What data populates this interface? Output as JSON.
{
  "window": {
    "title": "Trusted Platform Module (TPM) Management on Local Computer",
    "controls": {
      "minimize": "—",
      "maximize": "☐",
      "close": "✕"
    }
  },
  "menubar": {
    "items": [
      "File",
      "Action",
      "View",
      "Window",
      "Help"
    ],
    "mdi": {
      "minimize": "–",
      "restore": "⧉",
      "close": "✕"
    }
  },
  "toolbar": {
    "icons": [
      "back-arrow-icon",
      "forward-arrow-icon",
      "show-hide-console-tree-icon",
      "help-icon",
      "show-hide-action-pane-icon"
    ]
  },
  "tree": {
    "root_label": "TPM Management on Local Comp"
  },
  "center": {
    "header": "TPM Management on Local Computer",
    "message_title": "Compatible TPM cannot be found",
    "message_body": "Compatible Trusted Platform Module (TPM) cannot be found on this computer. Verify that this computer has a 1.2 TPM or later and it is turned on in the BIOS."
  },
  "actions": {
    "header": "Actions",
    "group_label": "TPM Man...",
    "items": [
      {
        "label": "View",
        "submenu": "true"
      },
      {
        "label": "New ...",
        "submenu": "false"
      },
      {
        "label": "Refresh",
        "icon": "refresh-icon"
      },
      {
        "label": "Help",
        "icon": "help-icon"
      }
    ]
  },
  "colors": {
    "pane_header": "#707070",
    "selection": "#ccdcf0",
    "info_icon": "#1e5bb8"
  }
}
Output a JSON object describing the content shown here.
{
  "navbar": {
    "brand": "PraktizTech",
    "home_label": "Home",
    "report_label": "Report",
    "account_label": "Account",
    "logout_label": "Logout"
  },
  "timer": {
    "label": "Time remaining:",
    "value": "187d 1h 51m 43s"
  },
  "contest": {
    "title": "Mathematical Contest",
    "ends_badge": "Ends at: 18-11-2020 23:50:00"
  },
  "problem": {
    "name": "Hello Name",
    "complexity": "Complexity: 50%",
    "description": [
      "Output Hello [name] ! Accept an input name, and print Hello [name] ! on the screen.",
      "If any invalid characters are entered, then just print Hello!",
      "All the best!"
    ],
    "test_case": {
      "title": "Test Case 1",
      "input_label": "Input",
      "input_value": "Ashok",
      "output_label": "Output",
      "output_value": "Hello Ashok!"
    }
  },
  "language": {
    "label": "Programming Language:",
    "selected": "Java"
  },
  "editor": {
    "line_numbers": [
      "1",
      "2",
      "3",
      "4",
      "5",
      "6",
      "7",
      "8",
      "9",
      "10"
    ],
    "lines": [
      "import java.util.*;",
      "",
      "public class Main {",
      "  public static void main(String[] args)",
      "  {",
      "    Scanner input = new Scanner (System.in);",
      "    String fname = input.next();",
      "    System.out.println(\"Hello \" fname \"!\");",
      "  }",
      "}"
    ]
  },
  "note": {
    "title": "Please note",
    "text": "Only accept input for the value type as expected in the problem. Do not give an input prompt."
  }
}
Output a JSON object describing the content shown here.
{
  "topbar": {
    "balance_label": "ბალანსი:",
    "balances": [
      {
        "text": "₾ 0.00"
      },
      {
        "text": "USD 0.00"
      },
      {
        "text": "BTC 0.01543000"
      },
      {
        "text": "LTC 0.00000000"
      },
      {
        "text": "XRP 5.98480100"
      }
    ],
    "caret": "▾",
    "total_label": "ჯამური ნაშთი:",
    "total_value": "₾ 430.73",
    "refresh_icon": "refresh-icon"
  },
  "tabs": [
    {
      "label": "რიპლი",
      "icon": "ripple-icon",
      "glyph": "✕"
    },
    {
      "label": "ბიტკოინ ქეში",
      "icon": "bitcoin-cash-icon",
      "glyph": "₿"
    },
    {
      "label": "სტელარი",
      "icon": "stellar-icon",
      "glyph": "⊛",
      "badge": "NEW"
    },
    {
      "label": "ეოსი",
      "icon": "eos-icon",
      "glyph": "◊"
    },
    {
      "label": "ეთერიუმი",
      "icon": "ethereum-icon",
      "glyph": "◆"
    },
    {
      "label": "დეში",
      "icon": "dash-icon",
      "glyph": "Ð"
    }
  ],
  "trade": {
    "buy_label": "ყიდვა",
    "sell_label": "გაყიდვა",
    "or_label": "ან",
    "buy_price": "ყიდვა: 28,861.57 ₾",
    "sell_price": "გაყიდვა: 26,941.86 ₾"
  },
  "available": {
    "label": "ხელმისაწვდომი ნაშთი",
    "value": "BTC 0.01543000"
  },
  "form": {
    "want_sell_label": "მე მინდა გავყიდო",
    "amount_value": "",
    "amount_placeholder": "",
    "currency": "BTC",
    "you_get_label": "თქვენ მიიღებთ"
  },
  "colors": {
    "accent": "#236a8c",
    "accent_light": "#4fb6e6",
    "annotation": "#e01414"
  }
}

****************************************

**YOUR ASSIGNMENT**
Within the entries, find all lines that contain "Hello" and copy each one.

**OUTPUT FOR THIS TASK**
    "name": "Hello Name",
      "Output Hello [name] ! Accept an input name, and print Hello [name] ! on the screen.",
      "If any invalid characters are entered, then just print Hello!",
      "output_value": "Hello Ashok!"
      "    System.out.println(\"Hello \" fname \"!\");",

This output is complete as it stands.